MongoDB Stitch makes it easy to add authentication to your application. Several authentication providers are available to be configured using the Stitch Admin Console. Recently, authorization triggers were added to Stitch. Functions can now be executed based on authorization events such as user creation, deletion, and login.

During my Stitchcraft live coding sessions, I’ve been creating an Instagram-like application that uses Google Authentication. The Google authentication provider can be configured to return metadata with the authenticated user. I set up my provider to retrieve the user’s email, name, and profile picture. This works well as long as only the authenticated users need to see it. If you want other users to be able to access this data, you’re going to have to write it to a collection. Before authorization triggers, this could have been an arduous task.

Now it’s as simple as executing a function to perform an insert on the CREATE operation.

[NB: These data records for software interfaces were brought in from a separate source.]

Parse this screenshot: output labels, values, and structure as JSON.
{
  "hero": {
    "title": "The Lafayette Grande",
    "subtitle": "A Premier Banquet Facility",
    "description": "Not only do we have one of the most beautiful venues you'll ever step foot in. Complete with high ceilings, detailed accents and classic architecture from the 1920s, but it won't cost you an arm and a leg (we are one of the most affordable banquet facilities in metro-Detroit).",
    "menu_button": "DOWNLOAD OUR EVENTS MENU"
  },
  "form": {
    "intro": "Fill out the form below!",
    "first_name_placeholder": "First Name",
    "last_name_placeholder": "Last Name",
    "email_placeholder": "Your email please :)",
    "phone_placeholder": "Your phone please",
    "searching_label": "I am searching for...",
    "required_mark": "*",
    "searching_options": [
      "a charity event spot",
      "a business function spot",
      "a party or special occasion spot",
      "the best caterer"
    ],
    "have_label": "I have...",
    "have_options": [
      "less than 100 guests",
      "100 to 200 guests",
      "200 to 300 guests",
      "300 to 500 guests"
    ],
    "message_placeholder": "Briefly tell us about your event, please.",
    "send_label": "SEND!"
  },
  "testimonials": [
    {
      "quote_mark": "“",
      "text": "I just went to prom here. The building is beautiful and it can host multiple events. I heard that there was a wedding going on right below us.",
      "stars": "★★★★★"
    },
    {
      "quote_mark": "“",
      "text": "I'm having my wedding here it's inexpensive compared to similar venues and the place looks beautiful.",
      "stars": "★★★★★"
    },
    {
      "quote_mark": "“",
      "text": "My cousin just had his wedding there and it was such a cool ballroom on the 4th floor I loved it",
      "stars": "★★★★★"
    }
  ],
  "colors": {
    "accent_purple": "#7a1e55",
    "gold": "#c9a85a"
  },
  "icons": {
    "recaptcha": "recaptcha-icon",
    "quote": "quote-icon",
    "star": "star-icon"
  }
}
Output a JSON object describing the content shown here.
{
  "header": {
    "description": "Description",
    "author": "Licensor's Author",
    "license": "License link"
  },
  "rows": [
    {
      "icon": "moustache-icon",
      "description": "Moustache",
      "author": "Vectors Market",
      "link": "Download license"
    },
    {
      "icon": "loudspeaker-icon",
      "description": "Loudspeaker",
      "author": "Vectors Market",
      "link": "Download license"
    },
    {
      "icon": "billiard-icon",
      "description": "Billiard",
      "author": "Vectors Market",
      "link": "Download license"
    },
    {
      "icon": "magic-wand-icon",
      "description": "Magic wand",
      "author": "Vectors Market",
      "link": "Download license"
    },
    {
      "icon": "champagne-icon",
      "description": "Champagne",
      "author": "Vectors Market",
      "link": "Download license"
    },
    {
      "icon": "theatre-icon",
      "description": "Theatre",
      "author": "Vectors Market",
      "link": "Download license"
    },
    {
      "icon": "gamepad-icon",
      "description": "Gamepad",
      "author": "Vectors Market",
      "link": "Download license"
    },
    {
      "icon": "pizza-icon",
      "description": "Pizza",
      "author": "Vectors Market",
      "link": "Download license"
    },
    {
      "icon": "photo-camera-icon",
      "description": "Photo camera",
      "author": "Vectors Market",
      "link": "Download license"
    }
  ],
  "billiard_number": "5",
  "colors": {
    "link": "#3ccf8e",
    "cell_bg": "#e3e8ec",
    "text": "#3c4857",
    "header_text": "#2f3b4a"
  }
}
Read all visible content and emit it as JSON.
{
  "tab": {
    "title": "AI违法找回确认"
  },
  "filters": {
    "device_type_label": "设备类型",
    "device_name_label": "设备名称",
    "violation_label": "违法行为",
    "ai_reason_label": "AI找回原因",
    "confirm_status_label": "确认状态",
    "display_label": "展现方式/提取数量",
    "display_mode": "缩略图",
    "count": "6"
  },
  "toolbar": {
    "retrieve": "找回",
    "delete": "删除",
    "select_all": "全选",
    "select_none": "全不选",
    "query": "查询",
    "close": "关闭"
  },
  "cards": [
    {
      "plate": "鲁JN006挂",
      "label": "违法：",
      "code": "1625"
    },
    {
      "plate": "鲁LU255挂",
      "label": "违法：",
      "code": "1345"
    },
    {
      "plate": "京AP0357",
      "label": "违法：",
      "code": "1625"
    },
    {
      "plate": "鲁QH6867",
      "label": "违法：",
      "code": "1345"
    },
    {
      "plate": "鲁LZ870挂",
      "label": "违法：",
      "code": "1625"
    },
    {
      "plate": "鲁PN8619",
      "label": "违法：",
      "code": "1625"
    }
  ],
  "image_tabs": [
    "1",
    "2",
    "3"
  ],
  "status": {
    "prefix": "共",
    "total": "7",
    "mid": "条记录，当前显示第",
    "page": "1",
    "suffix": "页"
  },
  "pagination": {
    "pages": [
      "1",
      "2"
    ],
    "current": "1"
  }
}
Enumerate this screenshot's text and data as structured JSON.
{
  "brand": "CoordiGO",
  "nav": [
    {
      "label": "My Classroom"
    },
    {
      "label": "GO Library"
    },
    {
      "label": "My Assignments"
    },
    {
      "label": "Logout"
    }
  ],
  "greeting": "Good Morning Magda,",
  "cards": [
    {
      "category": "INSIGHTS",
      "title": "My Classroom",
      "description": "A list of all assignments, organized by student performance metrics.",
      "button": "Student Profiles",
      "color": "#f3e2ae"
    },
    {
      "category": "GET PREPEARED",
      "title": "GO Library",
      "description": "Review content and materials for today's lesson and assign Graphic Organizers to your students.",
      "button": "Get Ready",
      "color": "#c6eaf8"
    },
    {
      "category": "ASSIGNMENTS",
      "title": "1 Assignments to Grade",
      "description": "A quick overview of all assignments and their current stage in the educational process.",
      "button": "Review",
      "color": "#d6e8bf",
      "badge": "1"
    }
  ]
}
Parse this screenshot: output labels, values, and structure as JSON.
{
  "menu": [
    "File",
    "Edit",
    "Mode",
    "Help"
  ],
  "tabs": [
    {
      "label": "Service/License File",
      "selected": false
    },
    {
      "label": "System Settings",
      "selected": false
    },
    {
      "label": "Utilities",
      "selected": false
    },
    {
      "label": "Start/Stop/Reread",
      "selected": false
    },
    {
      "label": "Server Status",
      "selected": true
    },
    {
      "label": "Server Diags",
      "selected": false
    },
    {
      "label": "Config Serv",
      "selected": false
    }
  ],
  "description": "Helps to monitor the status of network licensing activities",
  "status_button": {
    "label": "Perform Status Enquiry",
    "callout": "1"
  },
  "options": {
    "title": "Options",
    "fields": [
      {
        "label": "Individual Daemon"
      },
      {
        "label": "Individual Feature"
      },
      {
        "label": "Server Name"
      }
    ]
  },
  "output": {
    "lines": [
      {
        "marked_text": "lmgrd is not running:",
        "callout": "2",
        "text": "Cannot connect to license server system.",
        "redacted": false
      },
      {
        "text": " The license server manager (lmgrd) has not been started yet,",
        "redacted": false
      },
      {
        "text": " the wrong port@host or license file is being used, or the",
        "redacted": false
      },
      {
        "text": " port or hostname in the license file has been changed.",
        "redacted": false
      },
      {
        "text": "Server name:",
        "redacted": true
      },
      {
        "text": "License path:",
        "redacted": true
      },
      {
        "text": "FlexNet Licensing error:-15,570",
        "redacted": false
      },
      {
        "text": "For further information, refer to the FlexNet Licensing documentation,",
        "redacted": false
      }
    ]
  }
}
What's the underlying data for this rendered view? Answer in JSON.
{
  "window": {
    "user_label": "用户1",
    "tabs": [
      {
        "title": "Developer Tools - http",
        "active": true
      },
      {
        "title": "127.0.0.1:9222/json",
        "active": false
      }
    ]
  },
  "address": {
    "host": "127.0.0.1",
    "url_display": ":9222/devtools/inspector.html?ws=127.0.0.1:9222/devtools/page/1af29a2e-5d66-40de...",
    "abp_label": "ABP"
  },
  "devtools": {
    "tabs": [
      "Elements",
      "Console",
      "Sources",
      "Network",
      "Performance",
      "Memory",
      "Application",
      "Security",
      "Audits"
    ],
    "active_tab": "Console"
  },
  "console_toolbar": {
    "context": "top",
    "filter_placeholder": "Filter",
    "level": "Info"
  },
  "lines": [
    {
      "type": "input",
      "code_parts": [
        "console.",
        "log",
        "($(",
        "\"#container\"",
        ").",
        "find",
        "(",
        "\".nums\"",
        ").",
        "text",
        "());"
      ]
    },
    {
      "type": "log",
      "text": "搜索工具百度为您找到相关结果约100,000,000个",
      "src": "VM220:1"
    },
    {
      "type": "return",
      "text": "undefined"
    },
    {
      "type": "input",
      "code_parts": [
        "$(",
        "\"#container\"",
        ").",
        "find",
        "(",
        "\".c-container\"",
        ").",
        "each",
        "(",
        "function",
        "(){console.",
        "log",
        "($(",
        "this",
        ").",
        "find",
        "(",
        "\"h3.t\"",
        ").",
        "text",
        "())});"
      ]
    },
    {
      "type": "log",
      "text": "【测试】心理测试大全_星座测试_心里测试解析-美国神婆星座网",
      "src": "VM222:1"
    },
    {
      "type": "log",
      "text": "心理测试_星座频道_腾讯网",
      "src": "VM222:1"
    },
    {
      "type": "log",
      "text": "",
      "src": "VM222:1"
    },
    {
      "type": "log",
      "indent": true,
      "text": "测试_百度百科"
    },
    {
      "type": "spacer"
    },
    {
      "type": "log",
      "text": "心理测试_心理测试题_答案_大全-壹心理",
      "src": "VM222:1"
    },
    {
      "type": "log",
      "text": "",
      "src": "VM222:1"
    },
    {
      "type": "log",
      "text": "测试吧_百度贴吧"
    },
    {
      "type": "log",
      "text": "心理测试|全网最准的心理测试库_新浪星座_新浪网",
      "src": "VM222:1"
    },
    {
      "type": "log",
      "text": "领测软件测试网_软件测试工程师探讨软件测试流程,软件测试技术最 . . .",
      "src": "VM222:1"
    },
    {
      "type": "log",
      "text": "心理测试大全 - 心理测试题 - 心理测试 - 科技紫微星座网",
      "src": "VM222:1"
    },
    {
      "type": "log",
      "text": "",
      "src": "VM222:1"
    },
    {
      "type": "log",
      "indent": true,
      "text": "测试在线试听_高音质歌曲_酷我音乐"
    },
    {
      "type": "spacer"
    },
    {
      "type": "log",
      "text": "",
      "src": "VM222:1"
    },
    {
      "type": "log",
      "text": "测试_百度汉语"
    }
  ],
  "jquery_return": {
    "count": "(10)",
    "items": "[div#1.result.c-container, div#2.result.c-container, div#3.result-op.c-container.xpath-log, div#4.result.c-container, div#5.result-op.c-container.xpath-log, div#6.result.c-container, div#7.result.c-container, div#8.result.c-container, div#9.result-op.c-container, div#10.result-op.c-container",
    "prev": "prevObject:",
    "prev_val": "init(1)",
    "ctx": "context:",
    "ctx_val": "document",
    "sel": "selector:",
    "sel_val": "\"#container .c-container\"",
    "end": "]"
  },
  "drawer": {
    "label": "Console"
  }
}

Because I wanted to also ensure that the data in this collection stayed up-to-date, I created authorization triggers for CREATE and LOGIN and pointed them to a single upsert function as seen below.

exports = function(authEvent) {
  const mongodb = context.services.get("mongodb-atlas");
  const users = mongodb.db('data').collection('users');

  const { user, time } = authEvent;

  const newUser = {
    user_id: user.id,
    last_login: time,
    full_name: user.data.name,
    first_name: user.data.first_name,
    last_name: user.data.last_name,
    email: user.data.email,
    picture: user.data.picture
  };

  return users.updateOne({user_id: user.id}, newUser, {upsert: true});
};

During the last Stitchcraft session, I set up this authorization trigger and a database trigger that watched for changes to the full_name field. Check out the recording with the GitHub repo linked in the description. Follow me on Twitch and be notified of future Stitchcraft live coding sessions.

-Aydrian Howard
Developer Advocate
NYC
@aydrianh

Creating your first Stitch app? Start with one of the Stitch tutorials.

Want to learn more about MongoDB Stitch? Read the white paper.

Testing & Debugging MongoDB Stitch Functions

Andrew Morgan

Technical, Cloud

Testing and debugging serverless functions can be tricky – not so with MongoDB Stitch functions. This post shows how quick and easy it is through the Stitch UI.